Wednesday, September 30, 2009
Monday, September 28, 2009
Sunday, September 27, 2009
Today, as I heard of Polanski's arrest in Switzerland, I found myself remembering our 1986 chat. And recalling that, after hearing some loose talk at Cannes '86 about his possible return to the United States, I was emboldened to ask just why he would want to risk arrest, or worse, for such a sentimental journey. I had my own theory. Apparently, I was right. You can read the relevant half of a two-part Houston Post interview here.
Friday, September 25, 2009
Wednesday, September 23, 2009
Tuesday, September 22, 2009
From the director of The Cabinet of Dr. Caligari... Der Rosenkavalier (with musical accompaniment by the Houston Symphony)
Monday, September 21, 2009
For me, Ferrante & Teicher symbolize an era in movie-musicianship when a picture's title tune might prove more memorable -- and, through heavy rotation on Easy Listening radio, more enduring -- than the picture itself. Indeed, I wonder how many people even know that "Pieces of Dreams" -- also recorded by such notables as Barbra Streisand, Johnny Mathis and Shirley Bassey -- actually was a movie theme. For the record: It was an Oscar-nominated song composed by no less than a luminary than Michel Legrand for a long-forgotten 1970 flick starring Robert Forster as a Catholic priest undergoing a crisis of faith, and Lauren Hutton as a beautiful social worker who leads him into temptation. To be fair, I haven't seen the movie since its original theatrical release, so I can't say for certain whether it deserves its obscurity. But, hey, it obviously did a lot more for Ferrante & Teicher than it did for Forster or Hutton, right?
For what it's worth, I posted this comment on Ebert's blog (which, like Thompson's, is required reading for any serious cinéaste):
I strongly suspect that, years from now, when pop-culture historians are writing about the early-21st-century indie film crisis, many will note a direct correlation between the decline in audiences for indie films and the decline of film critics on newspapers in major and secondary markets. Seriously. Yes, I know: Newspapers still run wire-service reviews. But that’s hardly the same thing as having someone on staff who’s an active advocate for indie movies, who’s eager to interview indie filmmakers – and who urges editors to occasionally make a review of an indie film the lead review in a Friday paper. Also: I think readers are more likely to heed the advice of a critic they have come to know, if not always agree with. That is, a critic who is a visible member of the community – someone who’s interviewed on local TV from time to time, who lectures and/or introduces films at museums and other venues, and whose reviews may get debated on radio talk shows.

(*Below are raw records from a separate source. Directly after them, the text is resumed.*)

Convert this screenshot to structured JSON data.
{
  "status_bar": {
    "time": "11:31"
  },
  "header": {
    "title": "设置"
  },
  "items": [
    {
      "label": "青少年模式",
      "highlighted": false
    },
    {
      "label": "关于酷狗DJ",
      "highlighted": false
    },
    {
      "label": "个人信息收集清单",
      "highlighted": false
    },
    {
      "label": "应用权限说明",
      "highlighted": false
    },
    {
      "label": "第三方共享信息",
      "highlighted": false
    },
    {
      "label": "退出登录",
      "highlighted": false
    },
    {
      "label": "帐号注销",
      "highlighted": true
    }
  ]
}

Of course, there’s another factor to consider: The decline of newspapers, period. Yes, there are many, many websites where people can read astute and/or entertaining reviews of films. But those sites are frequented by people already inclined to see movies. With newspapers, you have what I call The Happenstance Factor: Someone leafing through the paper might stumble across a review of an indie movie – a movie he or she might not otherwise know about – and become sufficiently interested to actually go see the film in a first-run theater. I can’t tell you how many times I had people (even editors and fellow staffers) tell me back when I reviewed films for the now-defunct Houston Post that they never would have heard about (much less gone to see) certain movies if they hadn’t serendipitously come across my review while looking for the comics page or the horoscope column. Unfortunately, that sort of thing rarely happens on the Internet.
Saturday, September 19, 2009
And even then, Swayze wasn't allowed to see the script until a few hours before the audition. He read a few pages, saw that Vida has several long speeches, and immediately realized he didn't have time to properly prepare.
"So I told them, `Look, I can't do these words. So if this is a case where I have to do these words, forget it. But if you let me come in, I'll give you a half-hour monologue on my life as a drag queen, and see if I can turn into Vida while I watch her materialize in the mirror.'
"And I wound up giving them an hour-long monologue. I just took Patrick Swayze's life, and told it as if he'd grown up as a drag queen in Texas. And that was a neat story. " Yes, indeed.
Tuesday, September 15, 2009
Monday, September 14, 2009
I don’t pretend to have known the man very well, but, as I say, I always enjoyed talking with him, and always appreciated his seemingly boundless enthusiasm. I cannot believe there isn’t a place somewhere on the other side where such a vital spirit can continue to thrive. More, later.
Friday, September 11, 2009
More to come...